The USS Fife (DD-991) served in the U.S. Navy for nearly two and a half decades in the late-20th century and early-21st century. She was named for Admiral James Fife, Jr., a submarine commander who served in the First and Second World Wars. Fife was built as a Spruance-class ship.
Fife was laid down at Pascagoula, Mississippi by the Litton Ingalls Shipbuilding Corporation in March 1978, launched in May 1979, and commissioned in May 1980 with Commander John Y. Schrader, Jr., in command. Carrying a crew of 296, Fife was 563 feet in length and armed with two five-inch rapid fire guns, a surface-to-air missile system, an anti-submarine rocket launcher, six 12.75-inch anti-submarine torpedo tubes, and one helicopter. She had four gas turbines and two screws that supported a cruising speed of 30 knots and a range of 6,000 nautical miles at 20 knots.
Fife, designed to operate independently and with battle groups, was assigned to find and strike hostile submarines. The destroyer operated off California by 1981 and served in the Philippines in 1982. During a deployment from 1983 to 1984, Fife served with aircraft carrier Ranger, and the vessel was also present during the 1986 World’s Fair at Vancouver, British Columbia, Canada. She also visited Australia in 1989 and served in the Persian Gulf in 1991.

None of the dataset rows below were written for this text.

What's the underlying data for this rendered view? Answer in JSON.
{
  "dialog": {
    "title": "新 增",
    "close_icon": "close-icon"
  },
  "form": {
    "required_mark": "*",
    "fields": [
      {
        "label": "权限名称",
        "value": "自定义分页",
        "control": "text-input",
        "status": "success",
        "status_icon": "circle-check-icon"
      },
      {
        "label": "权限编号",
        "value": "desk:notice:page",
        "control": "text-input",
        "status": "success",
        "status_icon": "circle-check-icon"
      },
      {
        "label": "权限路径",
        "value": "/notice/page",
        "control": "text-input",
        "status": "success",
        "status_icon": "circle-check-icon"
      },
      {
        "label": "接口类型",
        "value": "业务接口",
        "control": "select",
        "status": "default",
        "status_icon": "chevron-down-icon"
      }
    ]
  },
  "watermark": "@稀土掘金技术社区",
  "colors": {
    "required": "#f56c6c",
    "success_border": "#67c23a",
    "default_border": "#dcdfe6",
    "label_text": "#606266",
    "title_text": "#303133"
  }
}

Fife participated in a United States and Australian military training exercise in 1997 that involved crisis action planning and practice in contingency response with elements of the 7th Fleet and Australian Defense Force. Two fleet exercises between the United States and Thai militaries followed. Fife returned home in June after a four-month tour of duty in the western Pacific. She then participated in an undersea warfare training exercise in the Tsushima Strait, between Japan and Korea, in early-1998.
Fife participated in search and rescue efforts following the crash of Alaska Airlines Flight 261 in January 2000, during joint operations with United States Coast Guard ships and aircraft. The destroyer also took part in the multi-national exercise UNITAS 2002 in the South Pacific. Decommissioned in February 2003, Fife was struck from the Navy list in April 2004 and sunk during target practice exercises in August 2005.
Asbestos Risk on the USS Fife (DD-991)
Rapid innovations in industry in the 1800s led to the invention of steam engines and other high-temperature machinery that demanded the use of fire-proofing materials like asbestos insulation. The U.S. Navy used asbestos extensively for fireproofing aboard all its ships but never encouraged service men and women to wear protective gear to prevent them from breathing loose fibers into their lungs. Sailors and shipyard workers were thus continually at risk for asbestos exposure on the job and also at risk for developing mesothelioma which is caused by breathing in asbestos.
Although nearly every person serving on the USS Fife was potentially exposed to asbestos to one degree or another, mechanics and engineers experienced the greatest levels of exposure. They worked in closed, poorly ventilated areas where asbestos dust existed in high concentrations while they repaired or maintained equipment that contained large amounts of asbestos products. Individuals serving on the Fife were unknowingly exposed to a deadly substance. Today many are being diagnosed with mesothelioma. If you are one of them, please feel free to request helpful information from us so that you can learn more about the disease and the legal rights that you may have.Sources
NavSource Naval History. USS Fife (DD-991).
(http://www.navsource.org/archives/05/991.htm) Retrieved 7 March 2011.
GlobalSecurity.org USS Fife (DD-991).
(http://www.globalsecurity.org/military/agency/navy/dd-991.htm) Retrieved 7 March 2011.